### Task instructions
Please return every line of the records that contains the word "yaşadık".

Stored data:
☆ ☆ ☆ ☆ ☆

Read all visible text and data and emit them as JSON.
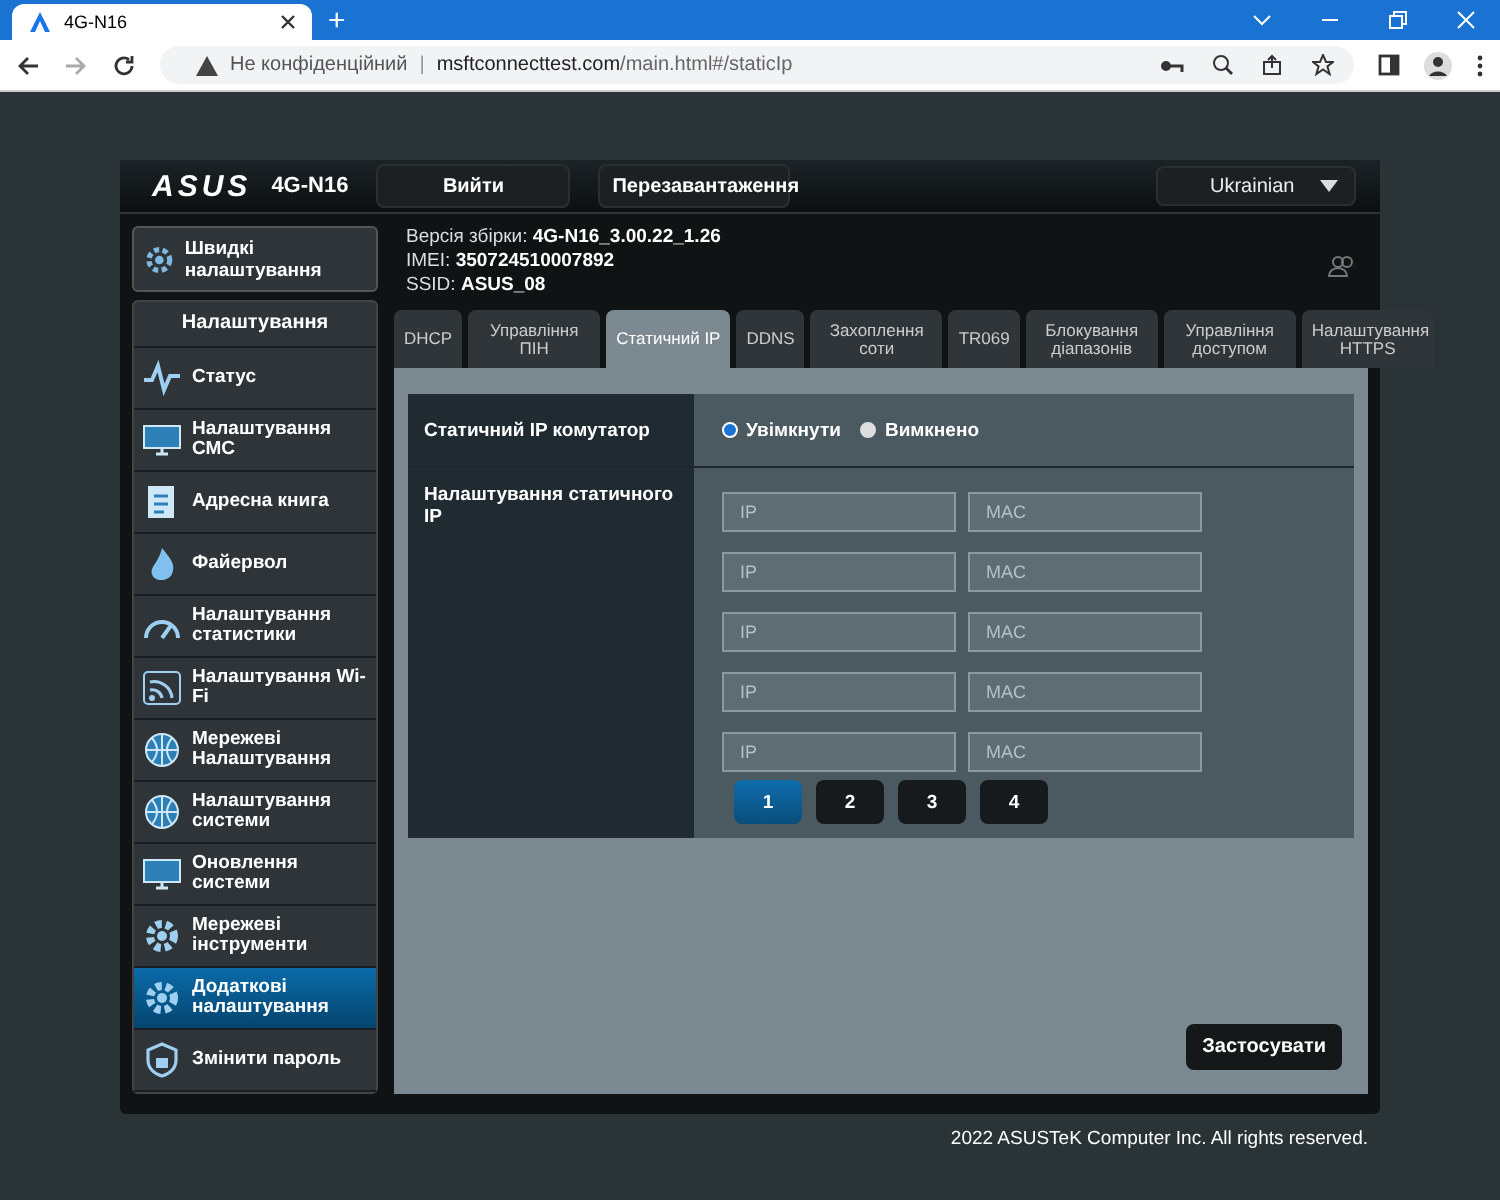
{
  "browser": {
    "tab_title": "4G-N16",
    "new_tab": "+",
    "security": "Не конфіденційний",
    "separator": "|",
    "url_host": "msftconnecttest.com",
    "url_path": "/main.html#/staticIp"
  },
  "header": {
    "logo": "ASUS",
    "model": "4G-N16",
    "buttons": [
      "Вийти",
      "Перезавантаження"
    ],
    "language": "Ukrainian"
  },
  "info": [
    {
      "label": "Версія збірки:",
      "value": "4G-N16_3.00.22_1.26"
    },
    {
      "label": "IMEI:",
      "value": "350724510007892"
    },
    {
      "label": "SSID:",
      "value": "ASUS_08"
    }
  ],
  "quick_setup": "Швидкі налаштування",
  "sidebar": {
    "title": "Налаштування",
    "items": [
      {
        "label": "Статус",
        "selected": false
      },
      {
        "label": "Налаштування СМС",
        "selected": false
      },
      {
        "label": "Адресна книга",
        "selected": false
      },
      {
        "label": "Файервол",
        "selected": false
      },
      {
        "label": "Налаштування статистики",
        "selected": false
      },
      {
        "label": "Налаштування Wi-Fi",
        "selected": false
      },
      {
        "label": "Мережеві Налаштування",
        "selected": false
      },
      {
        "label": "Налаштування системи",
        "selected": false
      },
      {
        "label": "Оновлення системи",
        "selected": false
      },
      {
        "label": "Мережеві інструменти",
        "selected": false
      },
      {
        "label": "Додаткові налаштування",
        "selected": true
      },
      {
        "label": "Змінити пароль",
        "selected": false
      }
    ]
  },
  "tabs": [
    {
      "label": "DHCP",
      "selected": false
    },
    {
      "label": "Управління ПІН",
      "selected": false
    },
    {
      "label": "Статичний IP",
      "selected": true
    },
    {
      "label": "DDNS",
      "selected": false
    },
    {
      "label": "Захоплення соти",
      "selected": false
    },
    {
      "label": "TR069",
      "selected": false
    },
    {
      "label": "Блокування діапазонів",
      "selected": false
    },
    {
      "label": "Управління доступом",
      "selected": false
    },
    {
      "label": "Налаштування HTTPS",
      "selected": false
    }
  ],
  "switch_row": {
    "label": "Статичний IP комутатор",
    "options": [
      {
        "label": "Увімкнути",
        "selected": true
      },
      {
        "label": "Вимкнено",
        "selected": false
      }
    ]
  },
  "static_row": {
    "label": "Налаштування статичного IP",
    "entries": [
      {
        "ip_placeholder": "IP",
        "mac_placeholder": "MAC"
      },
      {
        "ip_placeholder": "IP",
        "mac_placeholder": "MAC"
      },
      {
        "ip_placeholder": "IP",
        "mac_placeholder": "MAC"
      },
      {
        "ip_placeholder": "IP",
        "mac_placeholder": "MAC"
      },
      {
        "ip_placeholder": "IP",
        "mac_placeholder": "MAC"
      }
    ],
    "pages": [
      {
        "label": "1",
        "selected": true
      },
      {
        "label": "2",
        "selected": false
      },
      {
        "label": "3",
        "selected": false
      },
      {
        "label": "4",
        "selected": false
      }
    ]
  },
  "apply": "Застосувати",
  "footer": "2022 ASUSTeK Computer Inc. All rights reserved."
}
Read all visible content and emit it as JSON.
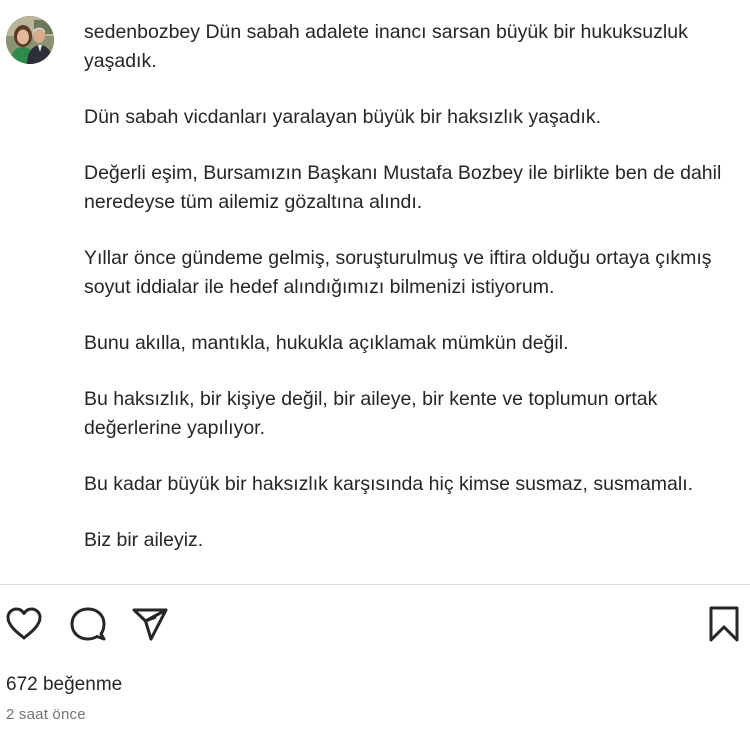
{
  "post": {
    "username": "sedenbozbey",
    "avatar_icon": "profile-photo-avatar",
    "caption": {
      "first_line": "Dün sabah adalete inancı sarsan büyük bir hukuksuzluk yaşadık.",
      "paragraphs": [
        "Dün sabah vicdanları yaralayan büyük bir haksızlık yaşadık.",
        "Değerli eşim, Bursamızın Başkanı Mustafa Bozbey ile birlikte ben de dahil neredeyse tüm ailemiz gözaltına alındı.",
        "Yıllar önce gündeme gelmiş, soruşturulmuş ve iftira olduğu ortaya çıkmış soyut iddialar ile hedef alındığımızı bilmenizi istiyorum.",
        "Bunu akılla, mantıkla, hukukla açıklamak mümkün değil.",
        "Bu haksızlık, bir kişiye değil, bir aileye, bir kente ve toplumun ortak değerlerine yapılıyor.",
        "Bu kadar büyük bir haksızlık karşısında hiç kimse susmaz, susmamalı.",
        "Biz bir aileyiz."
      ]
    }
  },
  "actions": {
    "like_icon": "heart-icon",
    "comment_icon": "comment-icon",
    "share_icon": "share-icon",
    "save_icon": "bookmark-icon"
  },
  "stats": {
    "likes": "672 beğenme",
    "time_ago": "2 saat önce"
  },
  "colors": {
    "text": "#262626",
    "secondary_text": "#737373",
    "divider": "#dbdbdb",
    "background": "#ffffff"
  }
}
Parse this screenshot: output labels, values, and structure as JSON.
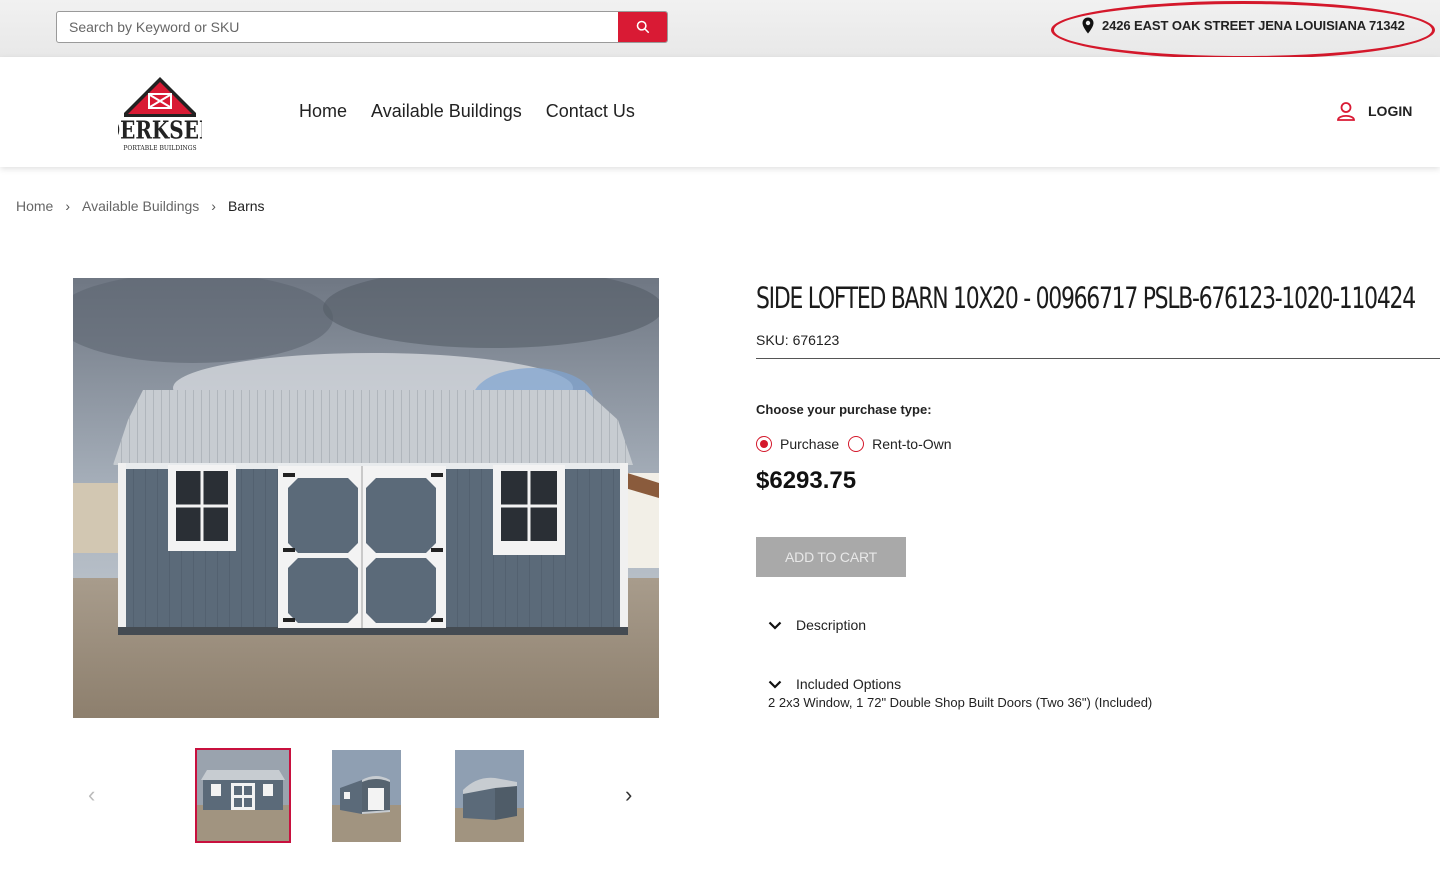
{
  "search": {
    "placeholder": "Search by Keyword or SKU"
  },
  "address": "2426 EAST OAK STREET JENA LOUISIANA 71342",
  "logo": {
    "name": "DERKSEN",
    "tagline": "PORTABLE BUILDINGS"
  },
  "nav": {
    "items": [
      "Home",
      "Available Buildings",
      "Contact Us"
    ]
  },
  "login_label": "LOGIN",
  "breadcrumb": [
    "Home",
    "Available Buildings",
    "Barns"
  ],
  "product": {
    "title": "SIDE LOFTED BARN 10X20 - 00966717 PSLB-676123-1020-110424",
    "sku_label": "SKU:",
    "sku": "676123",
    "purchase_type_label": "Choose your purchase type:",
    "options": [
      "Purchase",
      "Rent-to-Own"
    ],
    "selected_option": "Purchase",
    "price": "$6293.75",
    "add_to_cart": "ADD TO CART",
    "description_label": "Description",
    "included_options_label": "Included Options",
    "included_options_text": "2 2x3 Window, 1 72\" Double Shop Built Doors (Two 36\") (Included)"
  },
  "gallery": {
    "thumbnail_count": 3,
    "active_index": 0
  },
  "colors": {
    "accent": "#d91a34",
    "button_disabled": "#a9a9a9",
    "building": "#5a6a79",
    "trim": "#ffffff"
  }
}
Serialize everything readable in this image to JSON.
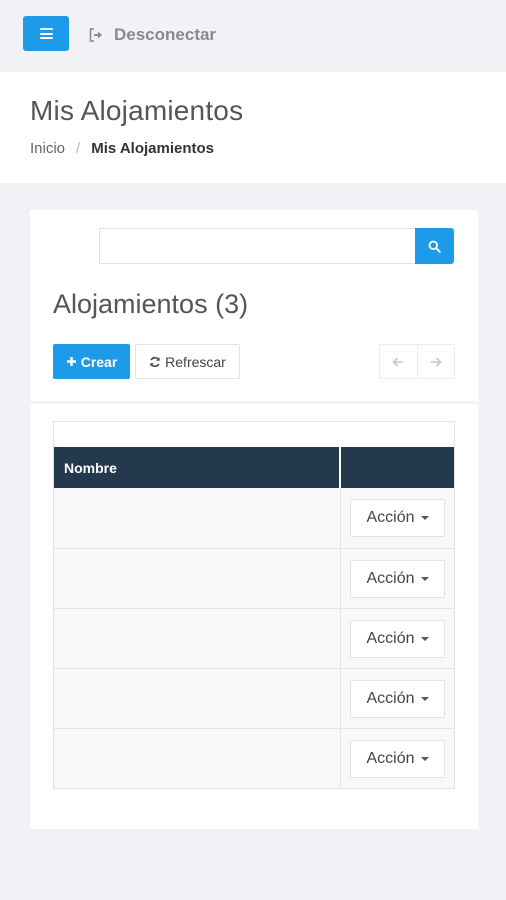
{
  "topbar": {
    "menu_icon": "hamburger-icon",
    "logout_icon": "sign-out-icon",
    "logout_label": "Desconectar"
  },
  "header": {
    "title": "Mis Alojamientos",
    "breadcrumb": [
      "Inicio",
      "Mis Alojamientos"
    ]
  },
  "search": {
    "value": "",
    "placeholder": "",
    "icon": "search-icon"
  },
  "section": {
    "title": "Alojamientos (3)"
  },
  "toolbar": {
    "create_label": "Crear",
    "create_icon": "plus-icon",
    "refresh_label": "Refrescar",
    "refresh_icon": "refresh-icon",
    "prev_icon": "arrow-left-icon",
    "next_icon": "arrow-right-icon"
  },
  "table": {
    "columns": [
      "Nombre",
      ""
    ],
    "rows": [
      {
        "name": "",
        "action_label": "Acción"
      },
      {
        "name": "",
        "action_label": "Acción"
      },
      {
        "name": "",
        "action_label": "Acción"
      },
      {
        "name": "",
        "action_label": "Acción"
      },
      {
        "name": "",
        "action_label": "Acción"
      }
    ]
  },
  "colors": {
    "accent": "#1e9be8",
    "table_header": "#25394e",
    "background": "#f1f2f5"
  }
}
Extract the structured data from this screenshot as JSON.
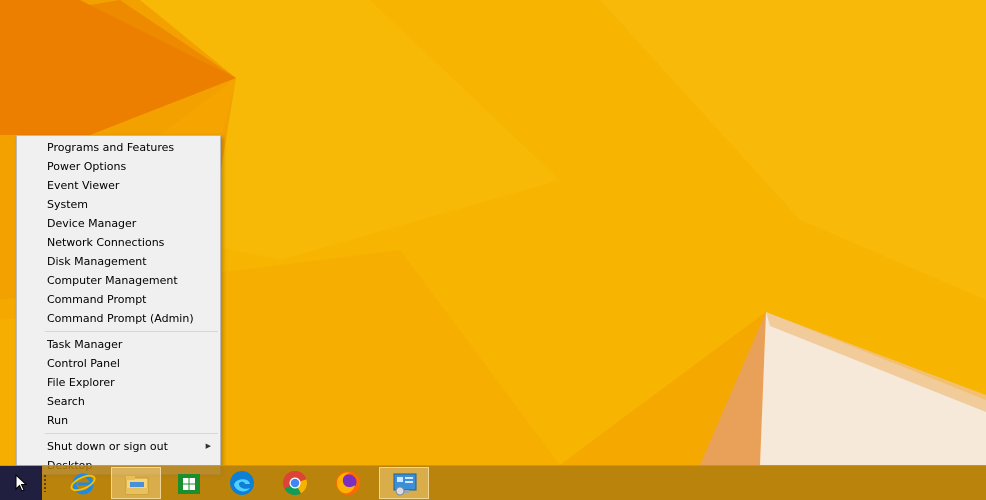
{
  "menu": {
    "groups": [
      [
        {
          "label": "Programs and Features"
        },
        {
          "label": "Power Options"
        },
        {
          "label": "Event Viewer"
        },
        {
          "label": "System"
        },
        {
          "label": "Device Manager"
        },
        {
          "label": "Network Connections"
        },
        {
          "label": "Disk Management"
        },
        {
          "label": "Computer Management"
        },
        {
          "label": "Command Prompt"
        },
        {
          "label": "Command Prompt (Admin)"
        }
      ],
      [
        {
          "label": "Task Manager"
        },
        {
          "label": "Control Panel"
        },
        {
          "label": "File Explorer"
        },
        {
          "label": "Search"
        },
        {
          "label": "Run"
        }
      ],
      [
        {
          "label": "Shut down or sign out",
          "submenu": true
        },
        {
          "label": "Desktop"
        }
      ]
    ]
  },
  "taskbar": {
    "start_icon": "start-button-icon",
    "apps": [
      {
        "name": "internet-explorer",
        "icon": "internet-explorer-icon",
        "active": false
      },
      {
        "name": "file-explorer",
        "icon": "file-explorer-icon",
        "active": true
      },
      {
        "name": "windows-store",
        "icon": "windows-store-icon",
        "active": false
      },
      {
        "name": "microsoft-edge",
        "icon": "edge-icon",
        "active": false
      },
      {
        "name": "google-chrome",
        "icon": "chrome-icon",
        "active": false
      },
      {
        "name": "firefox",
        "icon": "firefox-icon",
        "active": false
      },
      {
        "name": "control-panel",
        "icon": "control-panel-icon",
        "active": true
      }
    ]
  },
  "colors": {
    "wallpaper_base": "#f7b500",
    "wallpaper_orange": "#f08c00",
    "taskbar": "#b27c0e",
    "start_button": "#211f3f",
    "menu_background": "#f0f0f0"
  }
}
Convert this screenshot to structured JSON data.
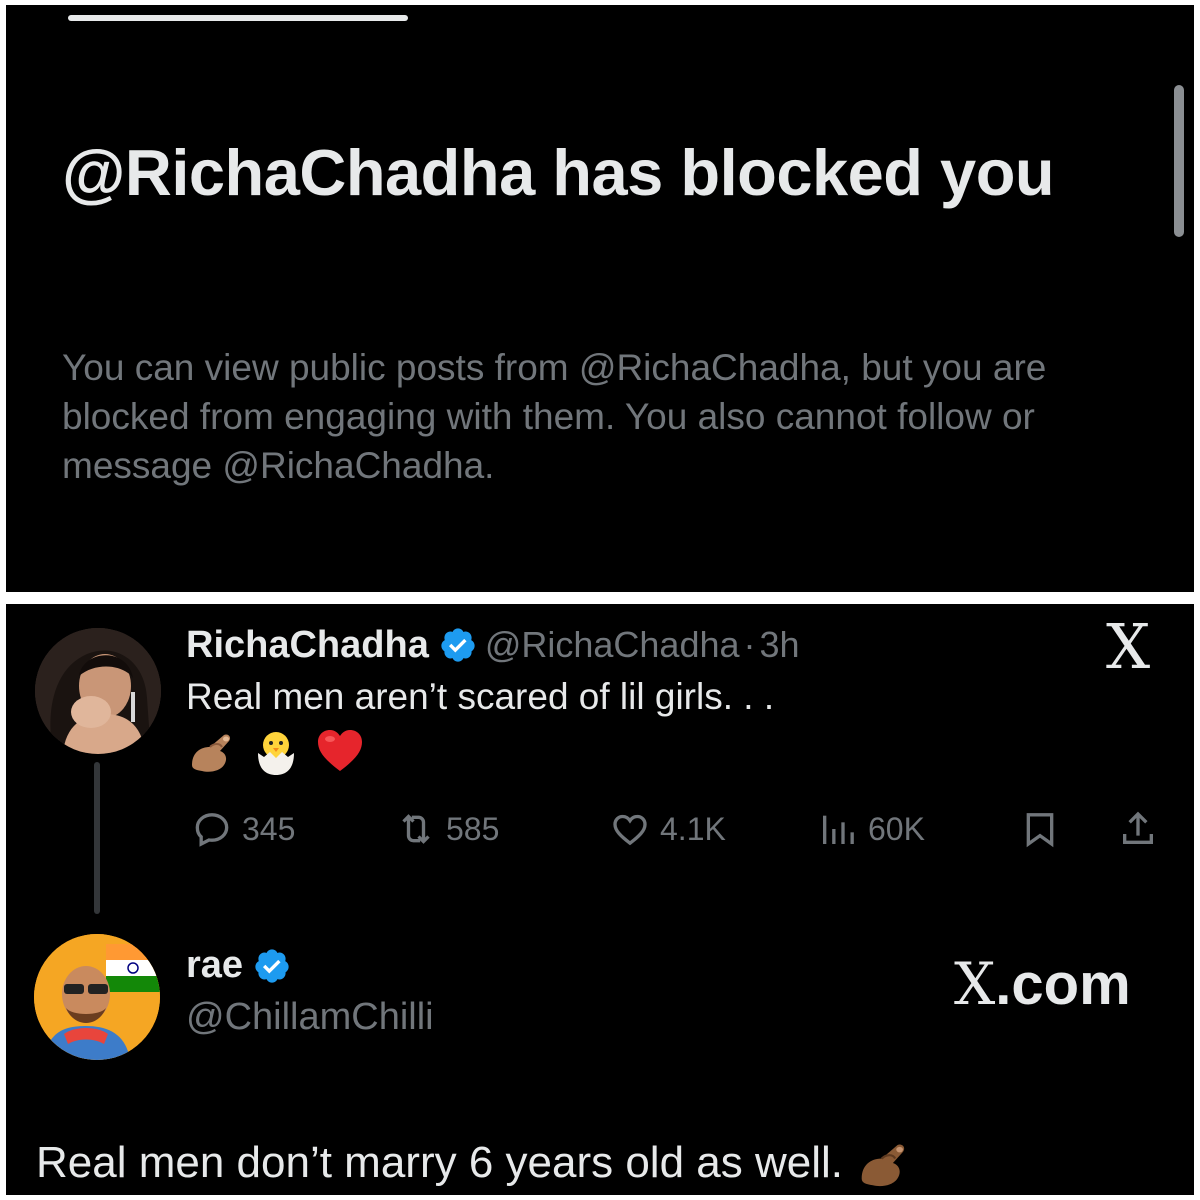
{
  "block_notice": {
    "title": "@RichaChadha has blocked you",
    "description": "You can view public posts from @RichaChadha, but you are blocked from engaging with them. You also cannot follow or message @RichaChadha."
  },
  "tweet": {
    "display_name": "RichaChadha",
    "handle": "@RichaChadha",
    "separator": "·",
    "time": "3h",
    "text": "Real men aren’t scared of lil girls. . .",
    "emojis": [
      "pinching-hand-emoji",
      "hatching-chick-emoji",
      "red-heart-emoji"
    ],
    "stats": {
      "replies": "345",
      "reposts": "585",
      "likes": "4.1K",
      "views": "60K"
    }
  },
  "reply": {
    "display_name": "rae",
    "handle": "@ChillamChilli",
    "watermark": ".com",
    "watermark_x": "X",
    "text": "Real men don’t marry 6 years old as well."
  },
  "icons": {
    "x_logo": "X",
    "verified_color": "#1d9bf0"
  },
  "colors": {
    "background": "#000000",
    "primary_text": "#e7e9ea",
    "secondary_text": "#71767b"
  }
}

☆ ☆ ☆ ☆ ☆

### Answer space
      "first_line": "Dün sabah adalete inancı sarsan büyük bir hukuksuzluk yaşadık.",
        "Dün sabah vicdanları yaralayan büyük bir haksızlık yaşadık.",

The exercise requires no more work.